Rock, by contrast, tried to keep his answers to a minimum, primarily saying "Yes" or "No" to a series of government questions that established that he had hired Pellicano in late 1998 upon the advice of his attorney Stephen Barnes, after Zsibrita claimed he'd impregnated her after a one-night stand. (The apparent date itinerary: The Ivy, dinner party with Madonna, sex at the Beverly Hills Hotel, with Rock's semen neatly swept into a tissue.)
After a DNA test exonerated Rock, Zsibrita filed a police report alleging that the sex had not been consensual. No charges were ever filed against the comedian.
Rock got only slightly testy when defense attorney Chad Hummel, who represents former Los Angeles Police Sgt. Mark Arneson, tried to elicit more details about what "you believed was a shakedown."
"I didn't believe it," clarified Rock. "The claim was false. DNA proved it false. Someone who was not pregnant with my child requested large sums of money."
In this instance, the government alleges that Pellicano and Arneson illegally accessed Zsibrita's personal information from police computers.
As is becoming his routine, Pellicano, defending himself, declined to cross-examine.
After Rock had left the courtroom, the government played a snippet of a call Pellicano taped between himself and Rock, in which the private eye reads to him from the police report Zsibrita filed.

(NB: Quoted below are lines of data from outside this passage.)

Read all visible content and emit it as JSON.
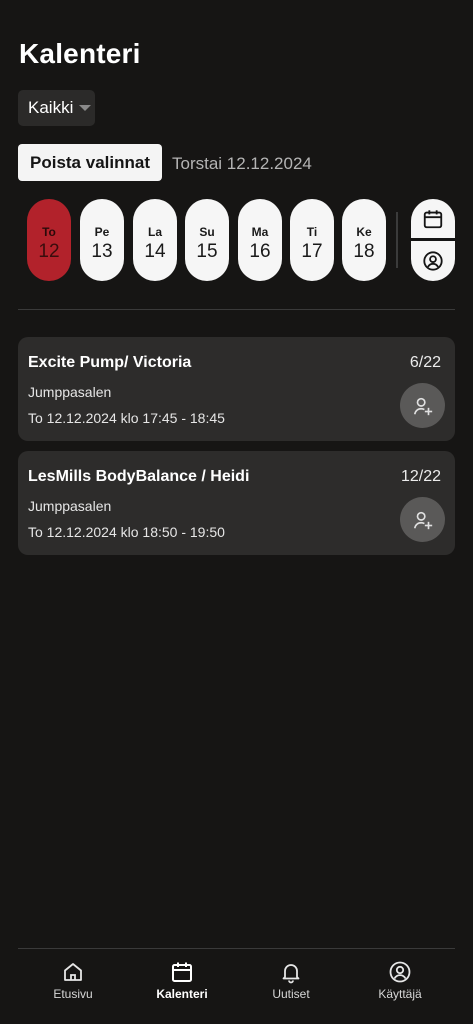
{
  "header": {
    "title": "Kalenteri"
  },
  "filter": {
    "selected": "Kaikki"
  },
  "actions": {
    "clear_label": "Poista valinnat",
    "selected_date": "Torstai 12.12.2024"
  },
  "days": [
    {
      "name": "To",
      "date": "12",
      "active": true
    },
    {
      "name": "Pe",
      "date": "13"
    },
    {
      "name": "La",
      "date": "14"
    },
    {
      "name": "Su",
      "date": "15"
    },
    {
      "name": "Ma",
      "date": "16"
    },
    {
      "name": "Ti",
      "date": "17"
    },
    {
      "name": "Ke",
      "date": "18"
    }
  ],
  "classes": [
    {
      "name": "Excite Pump/ Victoria",
      "count": "6/22",
      "location": "Jumppasalen",
      "time": "To 12.12.2024 klo 17:45 - 18:45"
    },
    {
      "name": "LesMills BodyBalance / Heidi",
      "count": "12/22",
      "location": "Jumppasalen",
      "time": "To 12.12.2024 klo 18:50 - 19:50"
    }
  ],
  "nav": [
    {
      "label": "Etusivu",
      "icon": "home-icon"
    },
    {
      "label": "Kalenteri",
      "icon": "calendar-icon",
      "active": true
    },
    {
      "label": "Uutiset",
      "icon": "bell-icon"
    },
    {
      "label": "Käyttäjä",
      "icon": "user-icon"
    }
  ],
  "colors": {
    "accent": "#b2222b",
    "background": "#161514",
    "card": "#2d2c2b"
  }
}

The tape shows how Pellicano often tried to insinuate himself between the lawyers and their clients, telling the comedian he was going to download the info to Rock directly rather than simply send it to Rock's lawyer. "I don't want to embarrass you," said Pellicano, all concern for his celebrity client.

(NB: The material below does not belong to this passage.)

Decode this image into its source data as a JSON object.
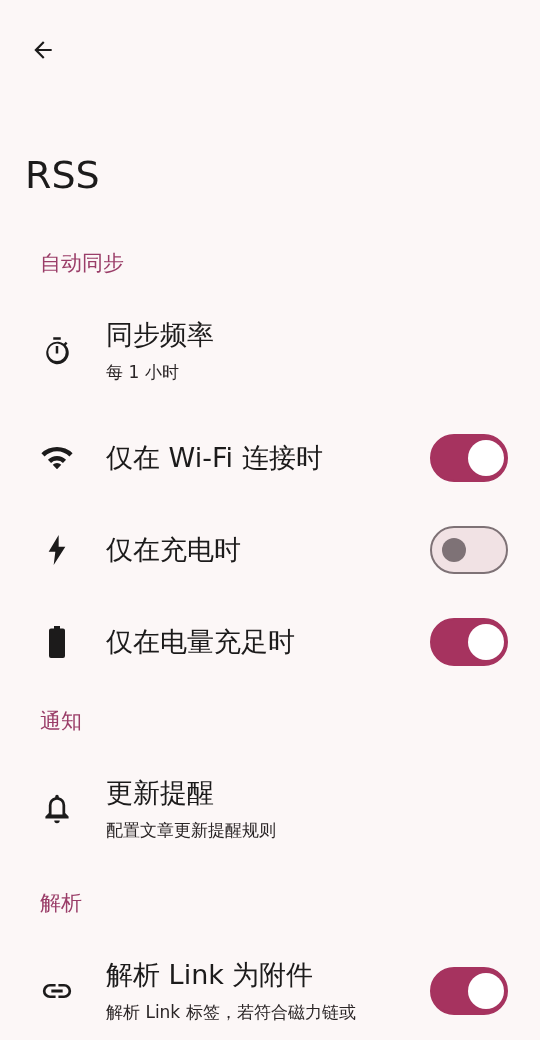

This brief taped interlude is certainly a lot less juicy than the extended version of the conversation that blogger Allison Hope Weiner has posted on the Huffington Post. During the rest of the call, Rock was his more emotive self, complaining that "Once you're accused of rape, you're just [expletive], you know?

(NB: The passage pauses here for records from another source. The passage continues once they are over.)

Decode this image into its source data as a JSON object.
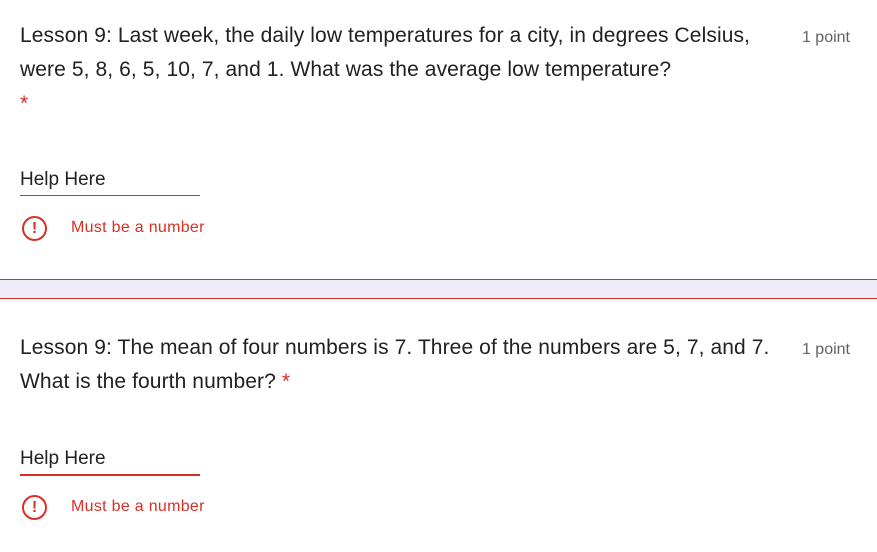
{
  "questions": [
    {
      "text": "Lesson 9: Last week, the daily low temperatures for a city, in degrees Celsius, were 5, 8, 6, 5, 10, 7, and 1. What was the average low temperature?",
      "required_marker": "*",
      "points": "1 point",
      "answer_value": "Help Here",
      "error_text": "Must be a number",
      "error_icon": "!"
    },
    {
      "text": "Lesson 9: The mean of four numbers is 7. Three of the numbers are 5, 7, and 7. What is the fourth number?",
      "required_marker": "*",
      "points": "1 point",
      "answer_value": "Help Here",
      "error_text": "Must be a number",
      "error_icon": "!"
    }
  ],
  "colors": {
    "error_red": "#d93025",
    "divider_band": "#f0ebf8",
    "text": "#202124",
    "muted": "#5f6368"
  }
}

"That's why I want to blacken this girl up, totally " said Pellicano. "I want to make her out to be a lying, scumbag, manipulative [expletive]."
At least then Rock still had his sense of humor: "I'm better getting caught with needles in my arm. Way better . . . There's Chris Rock shooting heroin. Much better blow to the career."
Bert Fields' spectral presence once again hovered over the trial last week, this time as the consigliere of scorned hedge fund manager Adam Sender.
Hollywood has been awash in hedge fund money -- over the last three years, hedge funds have shelled out $13 billion to finance some 150 pictures. Yet Sender's outing with Pellicano shows what can happen when a Wall Street master of the universe gets ticked off.
As it happens, the sum in question was small, only $1.1 million. That's the amount Sender put into a movie company with Aaron Russo, who'd once managed Bette Midler before becoming a movie producer. No movies were ever made, and Sender sued to get his money back from Russo. After his first lawyer couldn't find Russo to serve him the papers, Sender turned to Bert Fields, who recommended hiring Pellicano.
Small in stature with long locks, Sender testified that Fields told him that Pellicano "was very good at what he did. He used unorthodox methods but that he got the job done."